“In this fast-paced social media world, it’s easy to get lost in the shuffle,” she says. “But I will admit, I do love the social media aspect of my job. It takes me back to my marketing days in radio advertising. I try to stay true to myself and post what I truly love vs. posting what I think others want to see. I do have several sponsorships that require me to post, but again, if I am posting what I love and actually use, then I’m still being true to myself.”

Lisa finds that helping others create a clean, organized space is therapeutic, not only for her clients, but for her as well.

“I love helping others,” she says. “I can see the stress go away as we work on their space. It’s fun to be challenged and find new ways to help people take their homes back.”

As a wife, a mother, and a grandmother, Lisa believes in separating her online social network from her personal life, however, it can be tough, given that her hobbies coincide with her work. While the waters tend to get muddy, she does make a conscious effort every day to put her phone down and rest.

“I don’t want my children and grandchildren to be molded by what others think they should be, or wear, or say, or do,” Lisa says. “I want them to be strong in their own identity and not be afraid to stand up for their own beliefs. I want them to understand that social media is not the only place to get ideas on how to live. Social media is not always real life. A 15-second clip or a perfectly posed snapshot does not always show the whole picture.”

Lisa also teaches preschool two days a week. However, she plans to retire in order to focus on Neat Freak McKinney.

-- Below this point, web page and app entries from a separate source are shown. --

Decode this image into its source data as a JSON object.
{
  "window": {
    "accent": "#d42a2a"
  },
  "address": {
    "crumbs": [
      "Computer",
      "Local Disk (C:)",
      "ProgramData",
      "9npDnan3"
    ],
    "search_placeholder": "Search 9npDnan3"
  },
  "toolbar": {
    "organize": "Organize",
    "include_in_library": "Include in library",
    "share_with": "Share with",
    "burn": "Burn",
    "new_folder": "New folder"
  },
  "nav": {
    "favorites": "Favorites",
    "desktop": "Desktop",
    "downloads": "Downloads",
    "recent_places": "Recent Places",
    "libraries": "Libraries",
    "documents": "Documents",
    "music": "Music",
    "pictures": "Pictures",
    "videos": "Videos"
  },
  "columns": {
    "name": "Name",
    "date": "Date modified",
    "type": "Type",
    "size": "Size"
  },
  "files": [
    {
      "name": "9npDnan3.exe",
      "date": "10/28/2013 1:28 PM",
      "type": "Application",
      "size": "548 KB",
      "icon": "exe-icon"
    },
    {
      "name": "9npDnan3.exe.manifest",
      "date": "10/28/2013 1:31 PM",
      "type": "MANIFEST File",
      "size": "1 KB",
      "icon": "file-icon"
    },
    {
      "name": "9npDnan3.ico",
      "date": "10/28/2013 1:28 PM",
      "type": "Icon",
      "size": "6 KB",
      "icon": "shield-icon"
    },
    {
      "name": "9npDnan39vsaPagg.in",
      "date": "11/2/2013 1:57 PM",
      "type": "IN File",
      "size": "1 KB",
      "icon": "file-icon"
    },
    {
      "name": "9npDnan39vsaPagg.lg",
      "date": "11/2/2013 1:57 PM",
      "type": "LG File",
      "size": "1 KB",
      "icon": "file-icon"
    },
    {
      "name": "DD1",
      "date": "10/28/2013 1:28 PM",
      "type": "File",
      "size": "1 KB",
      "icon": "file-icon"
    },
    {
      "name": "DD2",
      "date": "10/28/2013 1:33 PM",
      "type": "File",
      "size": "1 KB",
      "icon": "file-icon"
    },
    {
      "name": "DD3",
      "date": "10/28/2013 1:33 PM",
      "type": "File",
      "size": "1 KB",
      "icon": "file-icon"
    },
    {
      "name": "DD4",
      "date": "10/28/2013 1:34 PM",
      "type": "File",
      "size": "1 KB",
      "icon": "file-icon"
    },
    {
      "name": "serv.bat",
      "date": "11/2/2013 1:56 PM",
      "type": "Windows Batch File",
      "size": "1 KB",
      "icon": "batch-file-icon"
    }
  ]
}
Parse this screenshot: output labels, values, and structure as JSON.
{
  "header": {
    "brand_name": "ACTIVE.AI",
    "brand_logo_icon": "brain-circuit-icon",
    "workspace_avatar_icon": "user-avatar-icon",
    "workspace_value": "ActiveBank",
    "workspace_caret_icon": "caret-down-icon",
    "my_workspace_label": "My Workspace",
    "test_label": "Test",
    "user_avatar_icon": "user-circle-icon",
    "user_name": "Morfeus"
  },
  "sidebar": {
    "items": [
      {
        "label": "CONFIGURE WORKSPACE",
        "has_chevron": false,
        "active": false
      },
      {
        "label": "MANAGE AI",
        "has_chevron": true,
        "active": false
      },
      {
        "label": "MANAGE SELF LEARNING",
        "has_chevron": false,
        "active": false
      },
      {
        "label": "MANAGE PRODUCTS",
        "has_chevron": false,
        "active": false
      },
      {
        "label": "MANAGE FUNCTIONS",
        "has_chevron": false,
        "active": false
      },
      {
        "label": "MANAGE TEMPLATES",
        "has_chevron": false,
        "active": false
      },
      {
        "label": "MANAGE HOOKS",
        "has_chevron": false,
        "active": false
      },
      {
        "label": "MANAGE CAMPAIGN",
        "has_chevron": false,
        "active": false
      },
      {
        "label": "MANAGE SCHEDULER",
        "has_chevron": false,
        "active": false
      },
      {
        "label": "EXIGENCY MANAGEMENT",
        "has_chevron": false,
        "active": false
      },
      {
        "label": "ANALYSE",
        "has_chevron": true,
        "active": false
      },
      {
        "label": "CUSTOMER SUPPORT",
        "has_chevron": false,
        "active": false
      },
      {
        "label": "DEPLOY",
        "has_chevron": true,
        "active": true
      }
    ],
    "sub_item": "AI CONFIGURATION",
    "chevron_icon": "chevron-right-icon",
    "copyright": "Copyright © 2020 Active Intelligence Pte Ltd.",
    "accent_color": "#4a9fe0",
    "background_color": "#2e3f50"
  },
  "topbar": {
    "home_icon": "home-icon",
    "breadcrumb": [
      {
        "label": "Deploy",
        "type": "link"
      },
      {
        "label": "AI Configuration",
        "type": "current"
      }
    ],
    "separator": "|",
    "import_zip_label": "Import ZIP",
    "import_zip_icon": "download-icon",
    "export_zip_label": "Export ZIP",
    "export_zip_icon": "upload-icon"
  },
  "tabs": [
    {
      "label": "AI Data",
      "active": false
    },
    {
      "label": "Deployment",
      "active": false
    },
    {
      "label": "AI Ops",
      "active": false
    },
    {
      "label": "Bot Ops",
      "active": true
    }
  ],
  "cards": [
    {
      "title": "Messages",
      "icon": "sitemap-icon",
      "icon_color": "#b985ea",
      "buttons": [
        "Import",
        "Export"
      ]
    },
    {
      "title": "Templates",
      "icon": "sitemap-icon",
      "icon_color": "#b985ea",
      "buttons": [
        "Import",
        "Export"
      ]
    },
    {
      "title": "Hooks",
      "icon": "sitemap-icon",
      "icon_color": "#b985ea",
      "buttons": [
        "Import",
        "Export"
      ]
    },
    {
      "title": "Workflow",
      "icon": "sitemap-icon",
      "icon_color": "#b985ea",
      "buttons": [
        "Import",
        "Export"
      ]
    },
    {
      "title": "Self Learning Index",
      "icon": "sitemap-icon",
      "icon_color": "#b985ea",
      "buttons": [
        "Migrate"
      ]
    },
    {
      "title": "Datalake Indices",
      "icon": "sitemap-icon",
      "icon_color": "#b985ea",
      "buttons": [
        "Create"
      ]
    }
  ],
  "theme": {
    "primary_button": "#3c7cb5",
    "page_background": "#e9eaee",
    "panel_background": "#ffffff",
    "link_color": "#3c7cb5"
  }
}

With her platform, Lisa hopes to encourage her clients and followers to seek help with organizing, decluttering, and finding the peace they deserve.

“Once you get help, and systems are set up in your home, you won’t want to go back to the way it was,” Lisa says. “I’ve had so many clients get and stay motivated after I leave. I don’t just organize their space, I teach them how to keep it that way.”

Originally published as part of the May 2019 Digital Issue under the title "Influencers"